YOUR GOAL -
Your reply should be the following data, copied exactly.

======== RECORDS SHOWN ========

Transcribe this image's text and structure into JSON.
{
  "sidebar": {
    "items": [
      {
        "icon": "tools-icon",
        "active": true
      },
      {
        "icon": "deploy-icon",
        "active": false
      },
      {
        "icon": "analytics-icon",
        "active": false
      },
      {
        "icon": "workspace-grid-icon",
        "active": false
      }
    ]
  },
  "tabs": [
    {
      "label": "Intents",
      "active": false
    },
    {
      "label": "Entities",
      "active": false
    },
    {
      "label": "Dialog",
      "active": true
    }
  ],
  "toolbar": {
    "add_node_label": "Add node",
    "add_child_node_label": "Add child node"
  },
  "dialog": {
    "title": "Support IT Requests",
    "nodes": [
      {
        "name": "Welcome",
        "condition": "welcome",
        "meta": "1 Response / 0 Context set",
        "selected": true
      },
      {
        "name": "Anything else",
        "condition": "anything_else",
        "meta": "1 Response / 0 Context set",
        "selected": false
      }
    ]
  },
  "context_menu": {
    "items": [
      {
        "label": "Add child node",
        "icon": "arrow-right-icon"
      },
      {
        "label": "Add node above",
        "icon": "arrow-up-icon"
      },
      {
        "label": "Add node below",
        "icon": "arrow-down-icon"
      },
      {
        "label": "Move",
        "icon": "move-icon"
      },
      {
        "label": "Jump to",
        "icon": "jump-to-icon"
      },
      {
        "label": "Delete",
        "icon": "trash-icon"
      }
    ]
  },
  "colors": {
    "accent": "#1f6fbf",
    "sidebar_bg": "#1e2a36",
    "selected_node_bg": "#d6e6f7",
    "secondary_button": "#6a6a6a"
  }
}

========

EXERCISE RESULT -
Transcribe this image's text and structure into JSON.
{
  "sidebar": {
    "items": [
      {
        "icon": "tools-icon",
        "active": true
      },
      {
        "icon": "deploy-icon",
        "active": false
      },
      {
        "icon": "analytics-icon",
        "active": false
      },
      {
        "icon": "workspace-grid-icon",
        "active": false
      }
    ]
  },
  "tabs": [
    {
      "label": "Intents",
      "active": false
    },
    {
      "label": "Entities",
      "active": false
    },
    {
      "label": "Dialog",
      "active": true
    }
  ],
  "toolbar": {
    "add_node_label": "Add node",
    "add_child_node_label": "Add child node"
  },
  "dialog": {
    "title": "Support IT Requests",
    "nodes": [
      {
        "name": "Welcome",
        "condition": "welcome",
        "meta": "1 Response / 0 Context set",
        "selected": true
      },
      {
        "name": "Anything else",
        "condition": "anything_else",
        "meta": "1 Response / 0 Context set",
        "selected": false
      }
    ]
  },
  "context_menu": {
    "items": [
      {
        "label": "Add child node",
        "icon": "arrow-right-icon"
      },
      {
        "label": "Add node above",
        "icon": "arrow-up-icon"
      },
      {
        "label": "Add node below",
        "icon": "arrow-down-icon"
      },
      {
        "label": "Move",
        "icon": "move-icon"
      },
      {
        "label": "Jump to",
        "icon": "jump-to-icon"
      },
      {
        "label": "Delete",
        "icon": "trash-icon"
      }
    ]
  },
  "colors": {
    "accent": "#1f6fbf",
    "sidebar_bg": "#1e2a36",
    "selected_node_bg": "#d6e6f7",
    "secondary_button": "#6a6a6a"
  }
}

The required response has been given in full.